Gold Mica Powder, Gesso Medium, Resin.
I decided to perform Kintsugi on the cracks in New York City. I used Gold, being that it is the most precious materials we know, reflecting the preciousness of blood. Filling in each crack in the sidewalk was a meditative experience. Each crack had a history. Each broken concrete slab was a story of New York City. Slowly, in a subtle and gentle way, the gold began to leak through and repair the brokenness. Each work was a prayer, gently asking for completion of a work that I never saw the start of, and may never see the end of, but still have a hand in pouring out what little gold I have to build the city. It is a beacon of radical self-sacrifice in a society that begs us to find inward meaning. It is allowing what is precious to me to be stepped on in an effort to bring beauty into the world.
In fact, it reminded in part of the philosophy Wabi-Sabi, focusing on the idea of the temporal and imperfect being handled with beauty and restoration. In the art of Kintsugi, when an object is broken, it is not discarded. Rather it is repaired. The cracks of the object are filled in with Gold. This precious and beautiful material makes new and useful what was once broken and decommissioned, while also embracing the pain of the past. It is both redemptive and humbling.
WHEN YOU ARE OLD AND GREY
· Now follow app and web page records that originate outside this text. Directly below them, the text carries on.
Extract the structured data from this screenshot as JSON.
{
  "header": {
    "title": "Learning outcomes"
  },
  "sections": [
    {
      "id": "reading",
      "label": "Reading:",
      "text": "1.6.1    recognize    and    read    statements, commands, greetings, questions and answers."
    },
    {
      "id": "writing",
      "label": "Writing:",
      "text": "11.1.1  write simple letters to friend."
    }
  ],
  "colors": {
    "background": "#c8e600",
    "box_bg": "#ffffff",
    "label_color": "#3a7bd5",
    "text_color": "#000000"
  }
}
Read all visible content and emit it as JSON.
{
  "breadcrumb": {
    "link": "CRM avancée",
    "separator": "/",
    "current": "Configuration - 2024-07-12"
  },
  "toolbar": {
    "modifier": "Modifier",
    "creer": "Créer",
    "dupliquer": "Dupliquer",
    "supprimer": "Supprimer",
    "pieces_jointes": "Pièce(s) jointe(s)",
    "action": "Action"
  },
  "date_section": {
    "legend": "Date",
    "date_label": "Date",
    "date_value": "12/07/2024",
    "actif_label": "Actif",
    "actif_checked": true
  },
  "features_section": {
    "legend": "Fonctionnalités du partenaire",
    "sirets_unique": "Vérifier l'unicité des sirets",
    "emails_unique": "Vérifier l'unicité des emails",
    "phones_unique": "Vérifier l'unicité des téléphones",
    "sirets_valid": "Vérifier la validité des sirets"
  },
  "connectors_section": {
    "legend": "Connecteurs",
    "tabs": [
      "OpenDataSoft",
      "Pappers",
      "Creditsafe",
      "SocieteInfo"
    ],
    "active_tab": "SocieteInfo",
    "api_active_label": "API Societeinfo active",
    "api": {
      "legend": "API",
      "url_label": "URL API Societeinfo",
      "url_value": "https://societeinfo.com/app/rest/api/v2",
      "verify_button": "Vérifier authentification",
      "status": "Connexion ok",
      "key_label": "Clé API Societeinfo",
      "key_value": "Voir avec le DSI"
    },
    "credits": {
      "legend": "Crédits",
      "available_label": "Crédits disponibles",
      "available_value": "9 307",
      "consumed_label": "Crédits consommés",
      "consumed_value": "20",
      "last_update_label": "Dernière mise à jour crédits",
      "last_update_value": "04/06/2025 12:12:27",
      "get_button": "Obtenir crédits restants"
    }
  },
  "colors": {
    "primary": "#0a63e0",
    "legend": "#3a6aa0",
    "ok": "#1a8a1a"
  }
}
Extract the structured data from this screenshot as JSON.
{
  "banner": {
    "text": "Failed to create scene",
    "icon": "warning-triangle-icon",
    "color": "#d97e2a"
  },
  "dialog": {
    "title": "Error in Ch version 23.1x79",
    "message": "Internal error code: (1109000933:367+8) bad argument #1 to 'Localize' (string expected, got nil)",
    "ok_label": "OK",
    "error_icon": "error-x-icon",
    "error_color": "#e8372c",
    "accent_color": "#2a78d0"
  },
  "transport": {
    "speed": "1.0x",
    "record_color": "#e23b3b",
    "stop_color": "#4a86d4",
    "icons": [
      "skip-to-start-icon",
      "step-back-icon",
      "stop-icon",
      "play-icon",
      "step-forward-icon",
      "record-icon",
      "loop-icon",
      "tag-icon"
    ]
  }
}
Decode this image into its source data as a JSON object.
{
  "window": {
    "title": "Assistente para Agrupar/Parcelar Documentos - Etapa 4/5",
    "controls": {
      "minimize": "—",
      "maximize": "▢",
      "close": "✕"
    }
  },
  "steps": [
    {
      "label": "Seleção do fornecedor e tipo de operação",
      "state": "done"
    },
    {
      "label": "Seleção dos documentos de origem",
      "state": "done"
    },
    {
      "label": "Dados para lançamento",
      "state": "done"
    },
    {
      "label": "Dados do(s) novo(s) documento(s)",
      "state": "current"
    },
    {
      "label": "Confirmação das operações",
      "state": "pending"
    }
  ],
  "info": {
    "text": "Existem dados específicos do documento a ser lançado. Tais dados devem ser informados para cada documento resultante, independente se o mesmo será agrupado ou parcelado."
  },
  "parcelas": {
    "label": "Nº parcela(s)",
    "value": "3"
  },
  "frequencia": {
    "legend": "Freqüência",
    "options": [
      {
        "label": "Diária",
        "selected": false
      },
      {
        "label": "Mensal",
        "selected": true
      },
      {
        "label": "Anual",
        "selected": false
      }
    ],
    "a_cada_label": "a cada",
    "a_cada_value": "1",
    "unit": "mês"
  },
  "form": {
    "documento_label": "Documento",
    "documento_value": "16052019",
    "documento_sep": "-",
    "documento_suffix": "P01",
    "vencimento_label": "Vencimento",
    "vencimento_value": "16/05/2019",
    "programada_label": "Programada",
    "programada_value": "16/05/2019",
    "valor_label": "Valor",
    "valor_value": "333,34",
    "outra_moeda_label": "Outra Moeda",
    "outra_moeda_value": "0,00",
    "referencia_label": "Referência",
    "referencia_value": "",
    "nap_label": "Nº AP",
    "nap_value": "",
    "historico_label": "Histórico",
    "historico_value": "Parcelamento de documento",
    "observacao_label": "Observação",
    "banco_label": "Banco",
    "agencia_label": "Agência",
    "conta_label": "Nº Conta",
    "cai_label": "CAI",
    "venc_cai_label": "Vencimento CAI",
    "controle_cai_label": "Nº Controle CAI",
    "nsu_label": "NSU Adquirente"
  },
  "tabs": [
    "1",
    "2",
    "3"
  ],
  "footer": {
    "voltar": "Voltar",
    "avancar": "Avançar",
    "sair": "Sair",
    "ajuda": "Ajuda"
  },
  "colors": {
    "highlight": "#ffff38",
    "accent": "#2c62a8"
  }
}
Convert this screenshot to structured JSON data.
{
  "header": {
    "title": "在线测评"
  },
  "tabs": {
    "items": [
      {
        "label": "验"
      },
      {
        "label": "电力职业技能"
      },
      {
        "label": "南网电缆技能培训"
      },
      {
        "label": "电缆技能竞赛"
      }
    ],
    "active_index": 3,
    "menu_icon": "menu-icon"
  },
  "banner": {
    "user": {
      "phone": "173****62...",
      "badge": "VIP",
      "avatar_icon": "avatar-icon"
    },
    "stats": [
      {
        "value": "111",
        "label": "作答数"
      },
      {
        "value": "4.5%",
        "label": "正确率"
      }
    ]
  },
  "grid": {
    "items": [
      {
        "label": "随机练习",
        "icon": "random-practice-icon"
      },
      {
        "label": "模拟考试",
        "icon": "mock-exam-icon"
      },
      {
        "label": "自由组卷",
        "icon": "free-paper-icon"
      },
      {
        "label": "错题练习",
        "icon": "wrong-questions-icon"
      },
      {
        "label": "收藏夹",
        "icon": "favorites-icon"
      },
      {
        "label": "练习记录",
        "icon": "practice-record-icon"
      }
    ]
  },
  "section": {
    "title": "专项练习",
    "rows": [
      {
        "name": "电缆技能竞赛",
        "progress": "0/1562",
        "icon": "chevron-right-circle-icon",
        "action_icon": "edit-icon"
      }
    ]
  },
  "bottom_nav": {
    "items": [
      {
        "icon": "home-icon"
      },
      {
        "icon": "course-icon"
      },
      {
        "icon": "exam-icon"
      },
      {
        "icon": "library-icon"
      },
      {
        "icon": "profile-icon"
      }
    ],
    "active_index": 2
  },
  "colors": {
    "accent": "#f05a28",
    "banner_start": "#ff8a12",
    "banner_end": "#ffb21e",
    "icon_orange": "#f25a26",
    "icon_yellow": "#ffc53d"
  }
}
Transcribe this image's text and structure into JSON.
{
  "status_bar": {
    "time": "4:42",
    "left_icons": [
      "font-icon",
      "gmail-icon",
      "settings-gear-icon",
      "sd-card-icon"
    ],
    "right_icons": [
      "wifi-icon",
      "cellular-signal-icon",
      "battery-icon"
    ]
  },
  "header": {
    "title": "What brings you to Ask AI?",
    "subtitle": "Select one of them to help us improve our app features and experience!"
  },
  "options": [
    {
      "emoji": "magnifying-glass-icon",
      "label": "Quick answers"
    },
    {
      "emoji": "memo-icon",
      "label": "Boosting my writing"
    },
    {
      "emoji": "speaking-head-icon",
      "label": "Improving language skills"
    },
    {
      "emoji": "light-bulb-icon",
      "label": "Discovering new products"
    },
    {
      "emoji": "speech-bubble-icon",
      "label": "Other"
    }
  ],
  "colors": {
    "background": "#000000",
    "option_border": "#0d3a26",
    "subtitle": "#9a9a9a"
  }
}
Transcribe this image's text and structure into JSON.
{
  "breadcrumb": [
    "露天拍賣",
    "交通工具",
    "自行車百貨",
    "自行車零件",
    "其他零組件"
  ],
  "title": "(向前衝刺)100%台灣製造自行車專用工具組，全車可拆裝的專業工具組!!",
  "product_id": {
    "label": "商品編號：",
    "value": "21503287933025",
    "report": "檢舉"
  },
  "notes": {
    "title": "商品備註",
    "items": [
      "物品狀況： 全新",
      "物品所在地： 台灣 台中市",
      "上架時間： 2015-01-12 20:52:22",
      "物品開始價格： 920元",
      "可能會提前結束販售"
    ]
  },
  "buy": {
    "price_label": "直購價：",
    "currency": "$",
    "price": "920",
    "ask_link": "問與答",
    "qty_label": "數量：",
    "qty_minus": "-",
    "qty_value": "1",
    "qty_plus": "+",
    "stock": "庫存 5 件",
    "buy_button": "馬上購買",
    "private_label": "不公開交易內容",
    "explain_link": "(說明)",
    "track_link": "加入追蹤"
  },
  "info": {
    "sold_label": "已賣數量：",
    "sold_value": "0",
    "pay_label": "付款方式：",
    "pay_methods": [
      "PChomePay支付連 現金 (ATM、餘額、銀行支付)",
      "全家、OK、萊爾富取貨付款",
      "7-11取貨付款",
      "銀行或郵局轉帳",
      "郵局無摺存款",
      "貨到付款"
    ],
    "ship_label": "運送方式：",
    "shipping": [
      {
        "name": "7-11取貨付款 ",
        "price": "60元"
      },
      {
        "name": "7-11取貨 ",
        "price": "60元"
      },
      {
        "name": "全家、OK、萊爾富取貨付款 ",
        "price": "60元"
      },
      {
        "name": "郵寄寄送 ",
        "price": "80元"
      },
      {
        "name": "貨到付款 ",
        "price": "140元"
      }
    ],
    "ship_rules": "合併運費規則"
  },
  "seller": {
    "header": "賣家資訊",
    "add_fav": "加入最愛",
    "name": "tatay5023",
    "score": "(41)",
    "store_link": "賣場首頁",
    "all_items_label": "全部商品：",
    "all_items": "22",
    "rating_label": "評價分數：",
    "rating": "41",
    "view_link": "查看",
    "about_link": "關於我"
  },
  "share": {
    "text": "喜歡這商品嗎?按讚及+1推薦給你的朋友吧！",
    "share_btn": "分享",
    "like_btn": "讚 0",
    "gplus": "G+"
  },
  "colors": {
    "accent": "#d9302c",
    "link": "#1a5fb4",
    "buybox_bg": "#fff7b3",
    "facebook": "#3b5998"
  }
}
The installation revolves around ideas of hope and loss. The juxtaposition of "man made" and "nature" highlight the common human struggle: to be loved and be accepted; and the pain of finding it in temporal objects or people